▸ Directions for this task: Every word of the data below has to be copied faithfully.

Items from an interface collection
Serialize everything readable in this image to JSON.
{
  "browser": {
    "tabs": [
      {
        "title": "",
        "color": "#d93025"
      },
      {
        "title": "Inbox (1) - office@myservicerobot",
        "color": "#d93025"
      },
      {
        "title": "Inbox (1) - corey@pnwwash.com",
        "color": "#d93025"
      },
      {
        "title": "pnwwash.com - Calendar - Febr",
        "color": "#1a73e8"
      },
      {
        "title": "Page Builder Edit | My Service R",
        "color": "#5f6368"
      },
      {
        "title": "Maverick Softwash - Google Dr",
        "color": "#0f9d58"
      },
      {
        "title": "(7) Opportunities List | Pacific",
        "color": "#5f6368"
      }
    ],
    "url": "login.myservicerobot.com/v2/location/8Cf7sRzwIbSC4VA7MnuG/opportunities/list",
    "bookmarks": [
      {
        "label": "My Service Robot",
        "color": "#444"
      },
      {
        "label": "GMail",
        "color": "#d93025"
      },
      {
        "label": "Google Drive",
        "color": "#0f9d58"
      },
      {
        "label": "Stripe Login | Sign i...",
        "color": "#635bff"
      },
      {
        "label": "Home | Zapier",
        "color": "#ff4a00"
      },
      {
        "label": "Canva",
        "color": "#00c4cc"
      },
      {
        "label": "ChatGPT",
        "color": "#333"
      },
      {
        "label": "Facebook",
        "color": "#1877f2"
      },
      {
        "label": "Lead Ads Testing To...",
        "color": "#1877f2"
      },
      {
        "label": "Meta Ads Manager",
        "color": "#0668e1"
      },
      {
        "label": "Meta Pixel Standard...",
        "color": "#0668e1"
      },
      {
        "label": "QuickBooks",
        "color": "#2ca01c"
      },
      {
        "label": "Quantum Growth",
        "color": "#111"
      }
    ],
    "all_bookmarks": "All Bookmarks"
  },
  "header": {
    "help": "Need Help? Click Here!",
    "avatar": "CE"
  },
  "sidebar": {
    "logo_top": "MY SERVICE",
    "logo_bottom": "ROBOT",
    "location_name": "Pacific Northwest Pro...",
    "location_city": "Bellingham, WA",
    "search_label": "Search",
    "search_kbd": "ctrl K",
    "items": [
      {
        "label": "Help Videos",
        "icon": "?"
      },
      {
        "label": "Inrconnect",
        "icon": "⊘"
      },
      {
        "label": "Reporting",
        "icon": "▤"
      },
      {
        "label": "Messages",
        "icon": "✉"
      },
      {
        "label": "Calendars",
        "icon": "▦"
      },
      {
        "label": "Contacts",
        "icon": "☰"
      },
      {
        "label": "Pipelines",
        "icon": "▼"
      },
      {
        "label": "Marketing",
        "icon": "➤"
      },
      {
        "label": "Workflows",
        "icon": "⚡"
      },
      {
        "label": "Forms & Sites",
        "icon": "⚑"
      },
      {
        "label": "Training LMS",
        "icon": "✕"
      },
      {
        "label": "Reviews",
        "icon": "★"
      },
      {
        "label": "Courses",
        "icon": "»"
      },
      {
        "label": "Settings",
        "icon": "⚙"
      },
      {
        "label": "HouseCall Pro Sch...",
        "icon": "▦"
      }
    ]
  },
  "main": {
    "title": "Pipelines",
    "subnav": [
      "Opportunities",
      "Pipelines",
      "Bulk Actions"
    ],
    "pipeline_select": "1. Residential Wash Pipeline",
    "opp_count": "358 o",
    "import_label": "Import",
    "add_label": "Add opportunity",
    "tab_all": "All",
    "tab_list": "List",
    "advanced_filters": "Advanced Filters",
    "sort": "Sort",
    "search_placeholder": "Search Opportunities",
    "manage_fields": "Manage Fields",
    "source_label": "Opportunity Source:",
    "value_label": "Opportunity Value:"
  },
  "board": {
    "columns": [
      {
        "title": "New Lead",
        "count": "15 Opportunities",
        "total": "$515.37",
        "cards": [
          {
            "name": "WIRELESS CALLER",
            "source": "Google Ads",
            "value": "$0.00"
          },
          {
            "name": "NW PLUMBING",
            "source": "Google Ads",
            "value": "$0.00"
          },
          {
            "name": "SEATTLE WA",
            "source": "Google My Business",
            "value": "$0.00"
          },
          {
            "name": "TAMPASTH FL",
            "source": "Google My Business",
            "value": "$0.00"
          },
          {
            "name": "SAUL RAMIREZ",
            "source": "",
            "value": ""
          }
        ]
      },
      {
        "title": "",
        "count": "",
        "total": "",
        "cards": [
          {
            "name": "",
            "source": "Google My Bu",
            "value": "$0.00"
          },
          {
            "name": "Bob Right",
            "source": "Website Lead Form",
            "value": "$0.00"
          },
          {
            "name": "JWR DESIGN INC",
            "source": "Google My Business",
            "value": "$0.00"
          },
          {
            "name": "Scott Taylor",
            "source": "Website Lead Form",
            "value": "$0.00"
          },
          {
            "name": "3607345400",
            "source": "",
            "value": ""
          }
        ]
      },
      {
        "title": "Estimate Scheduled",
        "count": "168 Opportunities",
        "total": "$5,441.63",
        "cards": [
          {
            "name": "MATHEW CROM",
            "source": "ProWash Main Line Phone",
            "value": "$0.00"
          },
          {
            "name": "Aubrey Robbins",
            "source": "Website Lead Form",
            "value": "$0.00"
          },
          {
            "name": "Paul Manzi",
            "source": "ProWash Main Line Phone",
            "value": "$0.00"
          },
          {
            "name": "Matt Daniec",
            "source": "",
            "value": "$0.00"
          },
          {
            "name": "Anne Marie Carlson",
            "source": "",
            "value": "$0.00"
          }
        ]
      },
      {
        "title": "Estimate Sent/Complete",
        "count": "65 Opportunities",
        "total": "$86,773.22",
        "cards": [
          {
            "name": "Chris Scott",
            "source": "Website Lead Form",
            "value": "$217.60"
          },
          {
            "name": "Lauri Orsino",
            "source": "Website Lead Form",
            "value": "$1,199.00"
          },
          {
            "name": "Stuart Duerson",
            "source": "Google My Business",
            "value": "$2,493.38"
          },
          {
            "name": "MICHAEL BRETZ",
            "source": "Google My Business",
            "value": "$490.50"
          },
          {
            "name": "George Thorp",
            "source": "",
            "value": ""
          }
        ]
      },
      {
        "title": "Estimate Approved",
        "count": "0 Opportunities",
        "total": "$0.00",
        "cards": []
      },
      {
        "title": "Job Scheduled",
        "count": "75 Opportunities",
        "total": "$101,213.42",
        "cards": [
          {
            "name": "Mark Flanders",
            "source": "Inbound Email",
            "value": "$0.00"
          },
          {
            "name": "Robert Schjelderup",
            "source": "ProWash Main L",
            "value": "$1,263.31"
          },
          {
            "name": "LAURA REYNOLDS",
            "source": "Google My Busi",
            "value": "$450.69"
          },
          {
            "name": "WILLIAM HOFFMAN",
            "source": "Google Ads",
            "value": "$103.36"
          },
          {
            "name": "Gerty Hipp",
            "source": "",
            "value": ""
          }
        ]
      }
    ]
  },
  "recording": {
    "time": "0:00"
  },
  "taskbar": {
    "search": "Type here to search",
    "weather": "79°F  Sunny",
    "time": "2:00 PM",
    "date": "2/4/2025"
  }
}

▸ Solution to the exercise:
Serialize everything readable in this image to JSON.
{
  "browser": {
    "tabs": [
      {
        "title": "",
        "color": "#d93025"
      },
      {
        "title": "Inbox (1) - office@myservicerobot",
        "color": "#d93025"
      },
      {
        "title": "Inbox (1) - corey@pnwwash.com",
        "color": "#d93025"
      },
      {
        "title": "pnwwash.com - Calendar - Febr",
        "color": "#1a73e8"
      },
      {
        "title": "Page Builder Edit | My Service R",
        "color": "#5f6368"
      },
      {
        "title": "Maverick Softwash - Google Dr",
        "color": "#0f9d58"
      },
      {
        "title": "(7) Opportunities List | Pacific",
        "color": "#5f6368"
      }
    ],
    "url": "login.myservicerobot.com/v2/location/8Cf7sRzwIbSC4VA7MnuG/opportunities/list",
    "bookmarks": [
      {
        "label": "My Service Robot",
        "color": "#444"
      },
      {
        "label": "GMail",
        "color": "#d93025"
      },
      {
        "label": "Google Drive",
        "color": "#0f9d58"
      },
      {
        "label": "Stripe Login | Sign i...",
        "color": "#635bff"
      },
      {
        "label": "Home | Zapier",
        "color": "#ff4a00"
      },
      {
        "label": "Canva",
        "color": "#00c4cc"
      },
      {
        "label": "ChatGPT",
        "color": "#333"
      },
      {
        "label": "Facebook",
        "color": "#1877f2"
      },
      {
        "label": "Lead Ads Testing To...",
        "color": "#1877f2"
      },
      {
        "label": "Meta Ads Manager",
        "color": "#0668e1"
      },
      {
        "label": "Meta Pixel Standard...",
        "color": "#0668e1"
      },
      {
        "label": "QuickBooks",
        "color": "#2ca01c"
      },
      {
        "label": "Quantum Growth",
        "color": "#111"
      }
    ],
    "all_bookmarks": "All Bookmarks"
  },
  "header": {
    "help": "Need Help? Click Here!",
    "avatar": "CE"
  },
  "sidebar": {
    "logo_top": "MY SERVICE",
    "logo_bottom": "ROBOT",
    "location_name": "Pacific Northwest Pro...",
    "location_city": "Bellingham, WA",
    "search_label": "Search",
    "search_kbd": "ctrl K",
    "items": [
      {
        "label": "Help Videos",
        "icon": "?"
      },
      {
        "label": "Inrconnect",
        "icon": "⊘"
      },
      {
        "label": "Reporting",
        "icon": "▤"
      },
      {
        "label": "Messages",
        "icon": "✉"
      },
      {
        "label": "Calendars",
        "icon": "▦"
      },
      {
        "label": "Contacts",
        "icon": "☰"
      },
      {
        "label": "Pipelines",
        "icon": "▼"
      },
      {
        "label": "Marketing",
        "icon": "➤"
      },
      {
        "label": "Workflows",
        "icon": "⚡"
      },
      {
        "label": "Forms & Sites",
        "icon": "⚑"
      },
      {
        "label": "Training LMS",
        "icon": "✕"
      },
      {
        "label": "Reviews",
        "icon": "★"
      },
      {
        "label": "Courses",
        "icon": "»"
      },
      {
        "label": "Settings",
        "icon": "⚙"
      },
      {
        "label": "HouseCall Pro Sch...",
        "icon": "▦"
      }
    ]
  },
  "main": {
    "title": "Pipelines",
    "subnav": [
      "Opportunities",
      "Pipelines",
      "Bulk Actions"
    ],
    "pipeline_select": "1. Residential Wash Pipeline",
    "opp_count": "358 o",
    "import_label": "Import",
    "add_label": "Add opportunity",
    "tab_all": "All",
    "tab_list": "List",
    "advanced_filters": "Advanced Filters",
    "sort": "Sort",
    "search_placeholder": "Search Opportunities",
    "manage_fields": "Manage Fields",
    "source_label": "Opportunity Source:",
    "value_label": "Opportunity Value:"
  },
  "board": {
    "columns": [
      {
        "title": "New Lead",
        "count": "15 Opportunities",
        "total": "$515.37",
        "cards": [
          {
            "name": "WIRELESS CALLER",
            "source": "Google Ads",
            "value": "$0.00"
          },
          {
            "name": "NW PLUMBING",
            "source": "Google Ads",
            "value": "$0.00"
          },
          {
            "name": "SEATTLE WA",
            "source": "Google My Business",
            "value": "$0.00"
          },
          {
            "name": "TAMPASTH FL",
            "source": "Google My Business",
            "value": "$0.00"
          },
          {
            "name": "SAUL RAMIREZ",
            "source": "",
            "value": ""
          }
        ]
      },
      {
        "title": "",
        "count": "",
        "total": "",
        "cards": [
          {
            "name": "",
            "source": "Google My Bu",
            "value": "$0.00"
          },
          {
            "name": "Bob Right",
            "source": "Website Lead Form",
            "value": "$0.00"
          },
          {
            "name": "JWR DESIGN INC",
            "source": "Google My Business",
            "value": "$0.00"
          },
          {
            "name": "Scott Taylor",
            "source": "Website Lead Form",
            "value": "$0.00"
          },
          {
            "name": "3607345400",
            "source": "",
            "value": ""
          }
        ]
      },
      {
        "title": "Estimate Scheduled",
        "count": "168 Opportunities",
        "total": "$5,441.63",
        "cards": [
          {
            "name": "MATHEW CROM",
            "source": "ProWash Main Line Phone",
            "value": "$0.00"
          },
          {
            "name": "Aubrey Robbins",
            "source": "Website Lead Form",
            "value": "$0.00"
          },
          {
            "name": "Paul Manzi",
            "source": "ProWash Main Line Phone",
            "value": "$0.00"
          },
          {
            "name": "Matt Daniec",
            "source": "",
            "value": "$0.00"
          },
          {
            "name": "Anne Marie Carlson",
            "source": "",
            "value": "$0.00"
          }
        ]
      },
      {
        "title": "Estimate Sent/Complete",
        "count": "65 Opportunities",
        "total": "$86,773.22",
        "cards": [
          {
            "name": "Chris Scott",
            "source": "Website Lead Form",
            "value": "$217.60"
          },
          {
            "name": "Lauri Orsino",
            "source": "Website Lead Form",
            "value": "$1,199.00"
          },
          {
            "name": "Stuart Duerson",
            "source": "Google My Business",
            "value": "$2,493.38"
          },
          {
            "name": "MICHAEL BRETZ",
            "source": "Google My Business",
            "value": "$490.50"
          },
          {
            "name": "George Thorp",
            "source": "",
            "value": ""
          }
        ]
      },
      {
        "title": "Estimate Approved",
        "count": "0 Opportunities",
        "total": "$0.00",
        "cards": []
      },
      {
        "title": "Job Scheduled",
        "count": "75 Opportunities",
        "total": "$101,213.42",
        "cards": [
          {
            "name": "Mark Flanders",
            "source": "Inbound Email",
            "value": "$0.00"
          },
          {
            "name": "Robert Schjelderup",
            "source": "ProWash Main L",
            "value": "$1,263.31"
          },
          {
            "name": "LAURA REYNOLDS",
            "source": "Google My Busi",
            "value": "$450.69"
          },
          {
            "name": "WILLIAM HOFFMAN",
            "source": "Google Ads",
            "value": "$103.36"
          },
          {
            "name": "Gerty Hipp",
            "source": "",
            "value": ""
          }
        ]
      }
    ]
  },
  "recording": {
    "time": "0:00"
  },
  "taskbar": {
    "search": "Type here to search",
    "weather": "79°F  Sunny",
    "time": "2:00 PM",
    "date": "2/4/2025"
  }
}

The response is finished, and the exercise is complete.